Not sick enough? In the two trials, mortality in the four groups ranged between 35 and 47%. I think thats a pretty good definition of sick...
Gordon West-15 Mar, 2013 08:25:02 AM

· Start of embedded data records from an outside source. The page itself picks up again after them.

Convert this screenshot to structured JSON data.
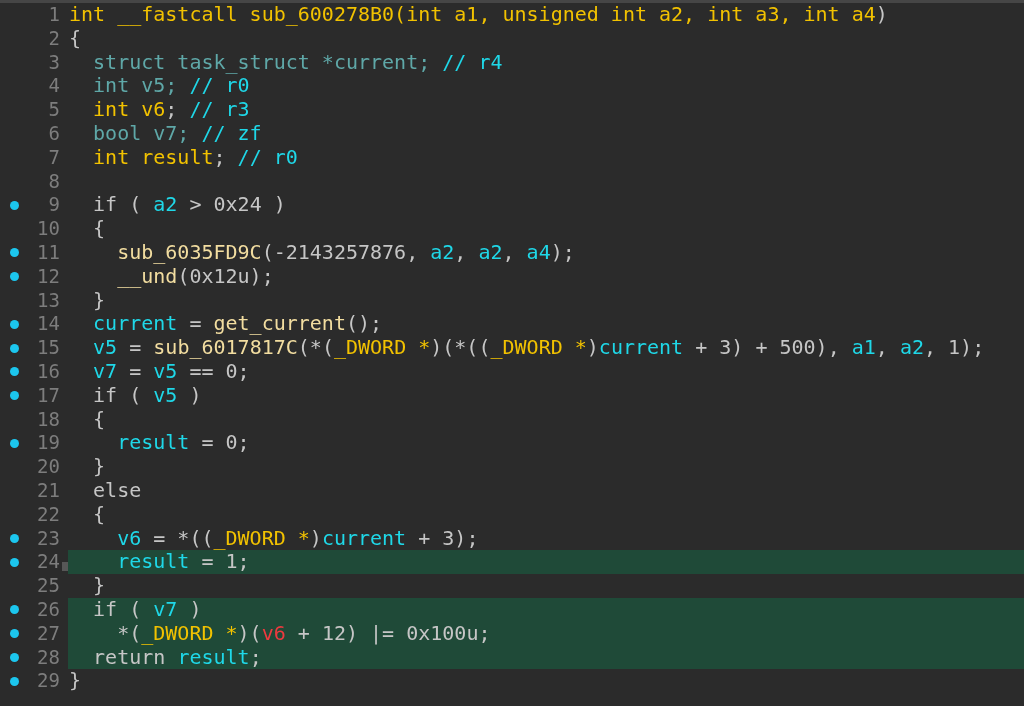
{
  "lines": [
    {
      "number": "1",
      "breakpoint": false,
      "highlighted": false,
      "cursor": false,
      "tokens": [
        {
          "kind": "type",
          "text": "int __fastcall sub_600278B0(int a1, unsigned int a2, int a3, int a4"
        },
        {
          "kind": "plain",
          "text": ")"
        }
      ]
    },
    {
      "number": "2",
      "breakpoint": false,
      "highlighted": false,
      "cursor": false,
      "tokens": [
        {
          "kind": "plain",
          "text": "{"
        }
      ]
    },
    {
      "number": "3",
      "breakpoint": false,
      "highlighted": false,
      "cursor": false,
      "tokens": [
        {
          "kind": "decl",
          "text": "  struct task_struct *current; "
        },
        {
          "kind": "var",
          "text": "// r4"
        }
      ]
    },
    {
      "number": "4",
      "breakpoint": false,
      "highlighted": false,
      "cursor": false,
      "tokens": [
        {
          "kind": "decl",
          "text": "  int v5; "
        },
        {
          "kind": "var",
          "text": "// r0"
        }
      ]
    },
    {
      "number": "5",
      "breakpoint": false,
      "highlighted": false,
      "cursor": false,
      "tokens": [
        {
          "kind": "type",
          "text": "  int v6"
        },
        {
          "kind": "plain",
          "text": "; "
        },
        {
          "kind": "var",
          "text": "// r3"
        }
      ]
    },
    {
      "number": "6",
      "breakpoint": false,
      "highlighted": false,
      "cursor": false,
      "tokens": [
        {
          "kind": "decl",
          "text": "  bool v7; "
        },
        {
          "kind": "var",
          "text": "// zf"
        }
      ]
    },
    {
      "number": "7",
      "breakpoint": false,
      "highlighted": false,
      "cursor": false,
      "tokens": [
        {
          "kind": "type",
          "text": "  int result"
        },
        {
          "kind": "plain",
          "text": "; "
        },
        {
          "kind": "var",
          "text": "// r0"
        }
      ]
    },
    {
      "number": "8",
      "breakpoint": false,
      "highlighted": false,
      "cursor": false
    },
    {
      "number": "9",
      "breakpoint": true,
      "highlighted": false,
      "cursor": false,
      "tokens": [
        {
          "kind": "plain",
          "text": "  if ( "
        },
        {
          "kind": "var",
          "text": "a2"
        },
        {
          "kind": "plain",
          "text": " > 0x24 )"
        }
      ]
    },
    {
      "number": "10",
      "breakpoint": false,
      "highlighted": false,
      "cursor": false,
      "tokens": [
        {
          "kind": "plain",
          "text": "  {"
        }
      ]
    },
    {
      "number": "11",
      "breakpoint": true,
      "highlighted": false,
      "cursor": false,
      "tokens": [
        {
          "kind": "func",
          "text": "    sub_6035FD9C"
        },
        {
          "kind": "plain",
          "text": "(-2143257876, "
        },
        {
          "kind": "var",
          "text": "a2"
        },
        {
          "kind": "plain",
          "text": ", "
        },
        {
          "kind": "var",
          "text": "a2"
        },
        {
          "kind": "plain",
          "text": ", "
        },
        {
          "kind": "var",
          "text": "a4"
        },
        {
          "kind": "plain",
          "text": ");"
        }
      ]
    },
    {
      "number": "12",
      "breakpoint": true,
      "highlighted": false,
      "cursor": false,
      "tokens": [
        {
          "kind": "func",
          "text": "    __und"
        },
        {
          "kind": "plain",
          "text": "(0x12u);"
        }
      ]
    },
    {
      "number": "13",
      "breakpoint": false,
      "highlighted": false,
      "cursor": false,
      "tokens": [
        {
          "kind": "plain",
          "text": "  }"
        }
      ]
    },
    {
      "number": "14",
      "breakpoint": true,
      "highlighted": false,
      "cursor": false,
      "tokens": [
        {
          "kind": "var",
          "text": "  current"
        },
        {
          "kind": "plain",
          "text": " = "
        },
        {
          "kind": "func",
          "text": "get_current"
        },
        {
          "kind": "plain",
          "text": "();"
        }
      ]
    },
    {
      "number": "15",
      "breakpoint": true,
      "highlighted": false,
      "cursor": false,
      "tokens": [
        {
          "kind": "var",
          "text": "  v5"
        },
        {
          "kind": "plain",
          "text": " = "
        },
        {
          "kind": "func",
          "text": "sub_6017817C"
        },
        {
          "kind": "plain",
          "text": "(*("
        },
        {
          "kind": "type",
          "text": "_DWORD *"
        },
        {
          "kind": "plain",
          "text": ")(*(("
        },
        {
          "kind": "type",
          "text": "_DWORD *"
        },
        {
          "kind": "plain",
          "text": ")"
        },
        {
          "kind": "var",
          "text": "current"
        },
        {
          "kind": "plain",
          "text": " + 3) + 500), "
        },
        {
          "kind": "var",
          "text": "a1"
        },
        {
          "kind": "plain",
          "text": ", "
        },
        {
          "kind": "var",
          "text": "a2"
        },
        {
          "kind": "plain",
          "text": ", 1);"
        }
      ]
    },
    {
      "number": "16",
      "breakpoint": true,
      "highlighted": false,
      "cursor": false,
      "tokens": [
        {
          "kind": "var",
          "text": "  v7"
        },
        {
          "kind": "plain",
          "text": " = "
        },
        {
          "kind": "var",
          "text": "v5"
        },
        {
          "kind": "plain",
          "text": " == 0;"
        }
      ]
    },
    {
      "number": "17",
      "breakpoint": true,
      "highlighted": false,
      "cursor": false,
      "tokens": [
        {
          "kind": "plain",
          "text": "  if ( "
        },
        {
          "kind": "var",
          "text": "v5"
        },
        {
          "kind": "plain",
          "text": " )"
        }
      ]
    },
    {
      "number": "18",
      "breakpoint": false,
      "highlighted": false,
      "cursor": false,
      "tokens": [
        {
          "kind": "plain",
          "text": "  {"
        }
      ]
    },
    {
      "number": "19",
      "breakpoint": true,
      "highlighted": false,
      "cursor": false,
      "tokens": [
        {
          "kind": "var",
          "text": "    result"
        },
        {
          "kind": "plain",
          "text": " = 0;"
        }
      ]
    },
    {
      "number": "20",
      "breakpoint": false,
      "highlighted": false,
      "cursor": false,
      "tokens": [
        {
          "kind": "plain",
          "text": "  }"
        }
      ]
    },
    {
      "number": "21",
      "breakpoint": false,
      "highlighted": false,
      "cursor": false,
      "tokens": [
        {
          "kind": "plain",
          "text": "  else"
        }
      ]
    },
    {
      "number": "22",
      "breakpoint": false,
      "highlighted": false,
      "cursor": false,
      "tokens": [
        {
          "kind": "plain",
          "text": "  {"
        }
      ]
    },
    {
      "number": "23",
      "breakpoint": true,
      "highlighted": false,
      "cursor": false,
      "tokens": [
        {
          "kind": "var",
          "text": "    v6"
        },
        {
          "kind": "plain",
          "text": " = *(("
        },
        {
          "kind": "type",
          "text": "_DWORD *"
        },
        {
          "kind": "plain",
          "text": ")"
        },
        {
          "kind": "var",
          "text": "current"
        },
        {
          "kind": "plain",
          "text": " + 3);"
        }
      ]
    },
    {
      "number": "24",
      "breakpoint": true,
      "highlighted": true,
      "cursor": true,
      "tokens": [
        {
          "kind": "var",
          "text": "    result"
        },
        {
          "kind": "plain",
          "text": " = 1;"
        }
      ]
    },
    {
      "number": "25",
      "breakpoint": false,
      "highlighted": false,
      "cursor": false,
      "tokens": [
        {
          "kind": "plain",
          "text": "  }"
        }
      ]
    },
    {
      "number": "26",
      "breakpoint": true,
      "highlighted": true,
      "cursor": false,
      "tokens": [
        {
          "kind": "plain",
          "text": "  if ( "
        },
        {
          "kind": "var",
          "text": "v7"
        },
        {
          "kind": "plain",
          "text": " )"
        }
      ]
    },
    {
      "number": "27",
      "breakpoint": true,
      "highlighted": true,
      "cursor": false,
      "tokens": [
        {
          "kind": "plain",
          "text": "    *("
        },
        {
          "kind": "type",
          "text": "_DWORD *"
        },
        {
          "kind": "plain",
          "text": ")("
        },
        {
          "kind": "error",
          "text": "v6"
        },
        {
          "kind": "plain",
          "text": " + 12) |= 0x100u;"
        }
      ]
    },
    {
      "number": "28",
      "breakpoint": true,
      "highlighted": true,
      "cursor": false,
      "tokens": [
        {
          "kind": "plain",
          "text": "  return "
        },
        {
          "kind": "var",
          "text": "result"
        },
        {
          "kind": "plain",
          "text": ";"
        }
      ]
    },
    {
      "number": "29",
      "breakpoint": true,
      "highlighted": false,
      "cursor": false,
      "tokens": [
        {
          "kind": "plain",
          "text": "}"
        }
      ]
    }
  ]
}
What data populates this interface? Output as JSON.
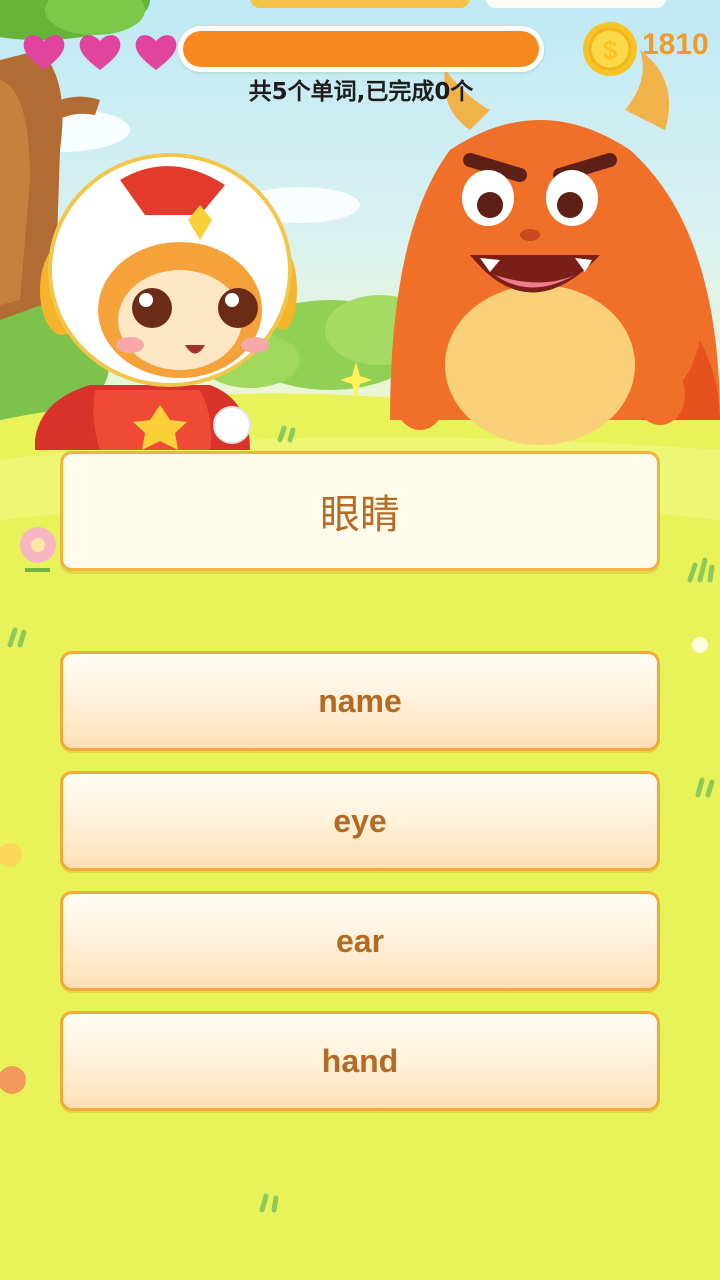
{
  "hud": {
    "lives": 3,
    "progress_fraction": 1.0,
    "progress_text": "共5个单词,已完成0个",
    "coin_count": "1810"
  },
  "question": {
    "word": "眼睛"
  },
  "options": [
    {
      "label": "name"
    },
    {
      "label": "eye"
    },
    {
      "label": "ear"
    },
    {
      "label": "hand"
    }
  ],
  "colors": {
    "heart": "#e0449c",
    "progress": "#f7891f",
    "coin": "#f7c326",
    "accent_text": "#b26a25"
  },
  "icons": {
    "life": "heart-icon",
    "currency": "coin-icon"
  }
}
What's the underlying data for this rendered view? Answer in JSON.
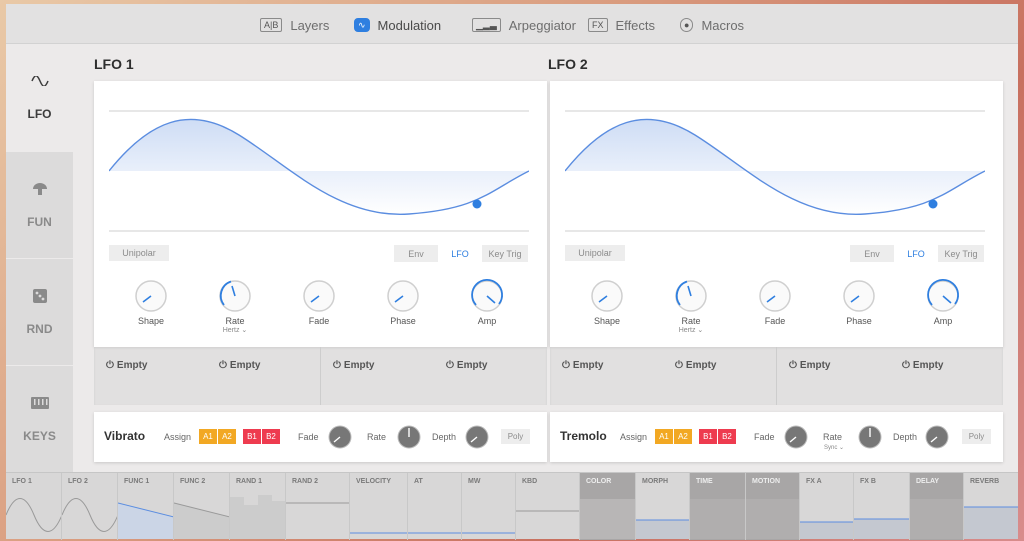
{
  "tabs": [
    {
      "icon": "A|B",
      "label": "Layers",
      "active": false
    },
    {
      "icon": "∿",
      "label": "Modulation",
      "active": true
    },
    {
      "icon": "▁▂▃",
      "label": "Arpeggiator",
      "active": false
    },
    {
      "icon": "FX",
      "label": "Effects",
      "active": false
    },
    {
      "icon": "●",
      "label": "Macros",
      "active": false
    }
  ],
  "sidebar": [
    {
      "label": "LFO",
      "icon": "sine-wave-icon",
      "active": true
    },
    {
      "label": "FUN",
      "icon": "mushroom-icon",
      "active": false
    },
    {
      "label": "RND",
      "icon": "dice-icon",
      "active": false
    },
    {
      "label": "KEYS",
      "icon": "keyboard-icon",
      "active": false
    }
  ],
  "lfos": [
    {
      "title": "LFO 1",
      "unipolar": "Unipolar",
      "modes": [
        "Env",
        "LFO",
        "Key Trig"
      ],
      "active_mode": "LFO",
      "knobs": [
        {
          "label": "Shape",
          "sub": "",
          "value": 0.2
        },
        {
          "label": "Rate",
          "sub": "Hertz ⌄",
          "value": 0.45
        },
        {
          "label": "Fade",
          "sub": "",
          "value": 0.2
        },
        {
          "label": "Phase",
          "sub": "",
          "value": 0.2
        },
        {
          "label": "Amp",
          "sub": "",
          "value": 0.9
        }
      ],
      "slots": [
        "Empty",
        "Empty",
        "Empty",
        "Empty"
      ],
      "fx": {
        "name": "Vibrato",
        "assign_label": "Assign",
        "assign": [
          "A1",
          "A2",
          "B1",
          "B2"
        ],
        "fade_label": "Fade",
        "rate_label": "Rate",
        "rate_sub": "",
        "depth_label": "Depth",
        "poly": "Poly"
      }
    },
    {
      "title": "LFO 2",
      "unipolar": "Unipolar",
      "modes": [
        "Env",
        "LFO",
        "Key Trig"
      ],
      "active_mode": "LFO",
      "knobs": [
        {
          "label": "Shape",
          "sub": "",
          "value": 0.2
        },
        {
          "label": "Rate",
          "sub": "Hertz ⌄",
          "value": 0.45
        },
        {
          "label": "Fade",
          "sub": "",
          "value": 0.2
        },
        {
          "label": "Phase",
          "sub": "",
          "value": 0.2
        },
        {
          "label": "Amp",
          "sub": "",
          "value": 0.9
        }
      ],
      "slots": [
        "Empty",
        "Empty",
        "Empty",
        "Empty"
      ],
      "fx": {
        "name": "Tremolo",
        "assign_label": "Assign",
        "assign": [
          "A1",
          "A2",
          "B1",
          "B2"
        ],
        "fade_label": "Fade",
        "rate_label": "Rate",
        "rate_sub": "Sync ⌄",
        "depth_label": "Depth",
        "poly": "Poly"
      }
    }
  ],
  "bottom_sources": [
    {
      "label": "LFO 1",
      "kind": "sine"
    },
    {
      "label": "LFO 2",
      "kind": "sine"
    },
    {
      "label": "FUNC 1",
      "kind": "ramp"
    },
    {
      "label": "FUNC 2",
      "kind": "ramp"
    },
    {
      "label": "RAND 1",
      "kind": "steps"
    },
    {
      "label": "RAND 2",
      "kind": "flat"
    },
    {
      "label": "VELOCITY",
      "kind": "low"
    },
    {
      "label": "AT",
      "kind": "low"
    },
    {
      "label": "MW",
      "kind": "low"
    },
    {
      "label": "KBD",
      "kind": "mid"
    },
    {
      "label": "COLOR",
      "kind": "fill"
    },
    {
      "label": "MORPH",
      "kind": "low"
    },
    {
      "label": "TIME",
      "kind": "fill"
    },
    {
      "label": "MOTION",
      "kind": "fill"
    },
    {
      "label": "FX A",
      "kind": "low"
    },
    {
      "label": "FX B",
      "kind": "low"
    },
    {
      "label": "DELAY",
      "kind": "fill"
    },
    {
      "label": "REVERB",
      "kind": "mid"
    }
  ],
  "colors": {
    "accent": "#2f7fe0",
    "assign_a": "#f2a823",
    "assign_b": "#ee3b4f"
  }
}
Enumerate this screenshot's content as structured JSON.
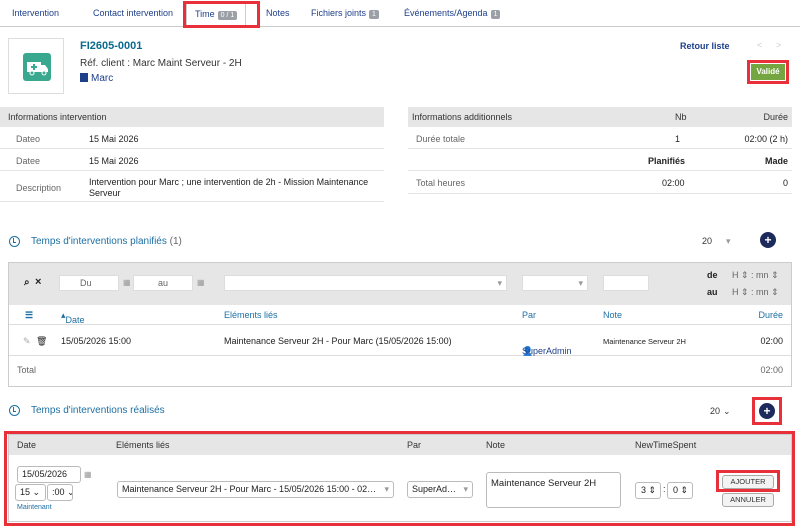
{
  "tabs": [
    {
      "label": "Intervention"
    },
    {
      "label": "Contact intervention"
    },
    {
      "label": "Time",
      "count": "0 / 1"
    },
    {
      "label": "Notes"
    },
    {
      "label": "Fichiers joints",
      "count": "1"
    },
    {
      "label": "Événements/Agenda",
      "count": "1"
    }
  ],
  "header": {
    "ref": "FI2605-0001",
    "ref_client": "Réf. client : Marc Maint Serveur - 2H",
    "client": "Marc",
    "back_link": "Retour liste",
    "status": "Validé",
    "nav_prev": "<",
    "nav_next": ">"
  },
  "info": {
    "title": "Informations intervention",
    "rows": [
      {
        "label": "Dateo",
        "value": "15 Mai 2026"
      },
      {
        "label": "Datee",
        "value": "15 Mai 2026"
      },
      {
        "label": "Description",
        "value": "Intervention pour Marc ; une intervention de 2h - Mission Maintenance Serveur"
      }
    ]
  },
  "additional": {
    "title": "Informations additionnels",
    "col_nb": "Nb",
    "col_duree": "Durée",
    "duree_totale_label": "Durée totale",
    "duree_totale_nb": "1",
    "duree_totale_value": "02:00 (2 h)",
    "planifies": "Planifiés",
    "made": "Made",
    "total_heures_label": "Total heures",
    "total_planifies": "02:00",
    "total_made": "0"
  },
  "planned": {
    "title": "Temps d'interventions planifiés",
    "count": "(1)",
    "page_size": "20",
    "filter_du": "Du",
    "filter_au": "au",
    "de_label": "de",
    "au_label": "au",
    "h_ph": "H",
    "mn_ph": "mn",
    "columns": {
      "date": "Date",
      "elements": "Eléments liés",
      "par": "Par",
      "note": "Note",
      "duree": "Durée"
    },
    "row": {
      "date": "15/05/2026 15:00",
      "elements": "Maintenance Serveur 2H - Pour Marc (15/05/2026 15:00)",
      "par": "SuperAdmin",
      "note": "Maintenance Serveur 2H",
      "duree": "02:00"
    },
    "total_label": "Total",
    "total_value": "02:00"
  },
  "done": {
    "title": "Temps d'interventions réalisés",
    "page_size": "20"
  },
  "form": {
    "columns": {
      "date": "Date",
      "elements": "Eléments liés",
      "par": "Par",
      "note": "Note",
      "newtime": "NewTimeSpent"
    },
    "date_value": "15/05/2026",
    "hour_value": "15",
    "min_value": ":00",
    "now_link": "Maintenant",
    "elements_value": "Maintenance Serveur 2H - Pour Marc - 15/05/2026 15:00 - 02…",
    "par_value": "SuperAd…",
    "note_value": "Maintenance Serveur 2H",
    "spent_h": "3",
    "spent_m": "0",
    "add_button": "AJOUTER",
    "cancel_button": "ANNULER"
  },
  "colors": {
    "accent": "#1d6fa3",
    "status_green": "#74a541",
    "highlight": "#e8303a",
    "logo": "#3aa88e"
  }
}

I, like many others, was brought up believing that the gold standard for the evaluation of interventions was the randomised controlled trial, preferably double-blinded. When the target population is easily identified (eg acute myocardial infarction with ST elevation), lead-time bias minimal, and the intervention is 'clean' (eg single dose of a physician-administered intravenous drug) the noise-to-signal ratio is very low, and very small treatment effects can be detected by recruiting large populations of patients. Does this apply to trials like OSCILLATE and OSCAR? Is high frequency oscillation a treatment and, if so, how does it interrupt the pathophysiology of the underlying condition? Would you expect renal failure secondary to glomerulonephritis to respond to renal replacement therapy? First, improvements in ventilatory support can only be expected to reduce the mortality that is attributable to mechanical ventilation. With this in mind, in what proportion of the patients recruited to these studies was the attributable mortality due to mechanical ventilation alone greater than 10%? Now look at the size of the treatment effect that was sought. Do you think that makes sense? Second, HFOV is a very 'complex intervention'; a bit like a long and complicated recipe. We all think we know what a 'Sunday roast' looks like, but is your mum's 'Sunday roast' anything like my mum's? I think not. Sure, the studies had a recipe (protocol), but (a) the 'recipes' were hugely different, and (b) in which patients was the 'recipe' followed, and how well was it followed? I no longer believe that large RCTs with modest data collection is the appropriate format to investigate complex interventions in complex patients entangled in a web of confounding effects.
Iain Mac-03 Jun, 2013 12:37:08 AM